Germany Calls for EU Regulations to Address Deforestation and Child Labour in Cocoa Industry

In groundbreaking news for the chocolate industry, Germany has called for European-wide “binding regulations” to address deforestation and child labour in the cocoa industry. With this new action, Germany joins Belgium and France, which have issued similar appeals in recent months, in the campaign for truly sustainable chocolate.

Agriculture Minister Julia Klöckner and Development Minister Gerd Mueller launched Germany’s new national 10-point Action Plan for cocoa on 23 January 2019, setting out how their government will address rampant deforestation and child labour in the cocoa sector.  A petition asking Ms. Klöckner to stop child labor and deforestation in the cocoa industry was unveiled in December 2018. With more than 108,000 signatures, the petition was the latest of numerous recent grassroots initiatives pressing for change in the chocolate industry, in Germany and beyond.

EU regulation of the cocoa sector could be the key to protecting human rights, since voluntary initiatives have thus far failed to reform the industry. An EU cocoa law could also become part of an ambitious EU action plan to end large-scale deforestation for other imported commodities such as coffee, rubber, palm oil, and soy.

Germany’s new call echoes statements from the French and Belgian governments at the end of 2018, where both governments requested “rapid adoption” of an EU due diligence regulation to tackle child labour and deforestation in the cocoa sector. Chocolate companies expressed similar views, concluding at the April 2018 World Cocoa Conference in Berlin that their voluntary commitments to end child labour and deforestation had “not led to sufficient impact”, and that there was a need to look at “potential regulatory measures by governments.”  At a European Commission event in Brussels on 24 January 2019, Mondelez (the world’s second-largest chocolate company) expressed their “strong support” for “harmonized EU legislation to create a level playing field” in the cocoa sector. Other chocolate industry representatives also have asked for EU regulation in cocoa, so that more responsible corporations aren’t undercut by unscrupulous companies.

Germany’s new 10-point Action Plan comes just as the European Commission launches its open consultation (to close 25 February 2019) on “Stepping up EU Action on deforestation and forest degradation”, which sets out how the EU will address deforestation resulting from its consumption of cocoa, amongst other things. The EU is the world’s largest importer, manufacturer, and consumer of cocoa, responsible for over 60 percent of global cocoa bean imports.

Besides endorsing  EU binding regulations in the new plan, Germany expressed support for joint action; increased imports of certified cocoa to Germany; standards-setting for sustainable cocoa; awareness-raising for German consumers of cocoa; living income for cocoa farmers; political dialogue with producer countries; strengthening of farmer groups; agroforestry; a stronger role for women in cocoa; forest conservation in general and the Cocoa and Forest Initiative in particular.

Julia Christian, forests campaigner at the NGO Fern, explained: “Germany is the EU’s largest chocolate consumer.

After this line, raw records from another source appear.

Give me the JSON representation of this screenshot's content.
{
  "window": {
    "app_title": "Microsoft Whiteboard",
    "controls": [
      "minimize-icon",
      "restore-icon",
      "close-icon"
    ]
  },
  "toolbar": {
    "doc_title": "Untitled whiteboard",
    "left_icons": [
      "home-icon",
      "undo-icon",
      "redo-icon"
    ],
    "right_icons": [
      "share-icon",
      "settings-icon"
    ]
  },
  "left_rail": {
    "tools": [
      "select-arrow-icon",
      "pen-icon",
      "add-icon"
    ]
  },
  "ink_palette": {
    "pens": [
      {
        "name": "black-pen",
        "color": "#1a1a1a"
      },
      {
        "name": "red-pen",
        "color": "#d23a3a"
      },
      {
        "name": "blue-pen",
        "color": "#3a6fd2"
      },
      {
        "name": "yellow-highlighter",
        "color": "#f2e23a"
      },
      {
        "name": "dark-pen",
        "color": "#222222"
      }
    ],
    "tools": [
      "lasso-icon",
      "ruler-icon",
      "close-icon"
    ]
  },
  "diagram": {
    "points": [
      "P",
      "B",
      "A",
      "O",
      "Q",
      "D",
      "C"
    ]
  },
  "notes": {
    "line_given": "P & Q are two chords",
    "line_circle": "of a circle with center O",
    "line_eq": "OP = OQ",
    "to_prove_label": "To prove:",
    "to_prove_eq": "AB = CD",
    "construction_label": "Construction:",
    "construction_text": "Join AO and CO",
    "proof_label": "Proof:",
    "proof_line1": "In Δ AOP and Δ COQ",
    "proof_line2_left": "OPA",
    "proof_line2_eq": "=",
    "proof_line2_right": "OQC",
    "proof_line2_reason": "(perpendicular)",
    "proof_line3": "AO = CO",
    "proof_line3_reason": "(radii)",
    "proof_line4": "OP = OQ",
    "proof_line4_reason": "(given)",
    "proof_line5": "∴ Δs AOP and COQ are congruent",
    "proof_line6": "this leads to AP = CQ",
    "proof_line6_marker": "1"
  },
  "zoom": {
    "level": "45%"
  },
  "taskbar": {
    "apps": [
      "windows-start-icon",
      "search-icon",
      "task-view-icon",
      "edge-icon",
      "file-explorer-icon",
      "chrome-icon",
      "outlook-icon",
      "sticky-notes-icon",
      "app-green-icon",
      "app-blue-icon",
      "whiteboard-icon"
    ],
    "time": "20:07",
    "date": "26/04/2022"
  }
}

Its pro-regulation stance puts even more pressure on the European Commission to end the EU’s complicity in the human suffering and environmental destruction caused by the cocoa industry.” She added, “Germany, France and Belgium have now joined major chocolate companies in calling for legally-binding measures, after almost two decades of failed voluntary action in the cocoa sector.

“Now that Germany, France, and Belgium have stepped up to the plate, what are the Dutch waiting for?” said Etelle Higonnet, Senior Campaign Director for Mighty Earth. “The Netherlands is the top global cocoa importer. We expect them to do the right thing, demand an EU law to stop widespread environmental destruction, and save the 2.1 million children slaving away in the cocoa sector today.”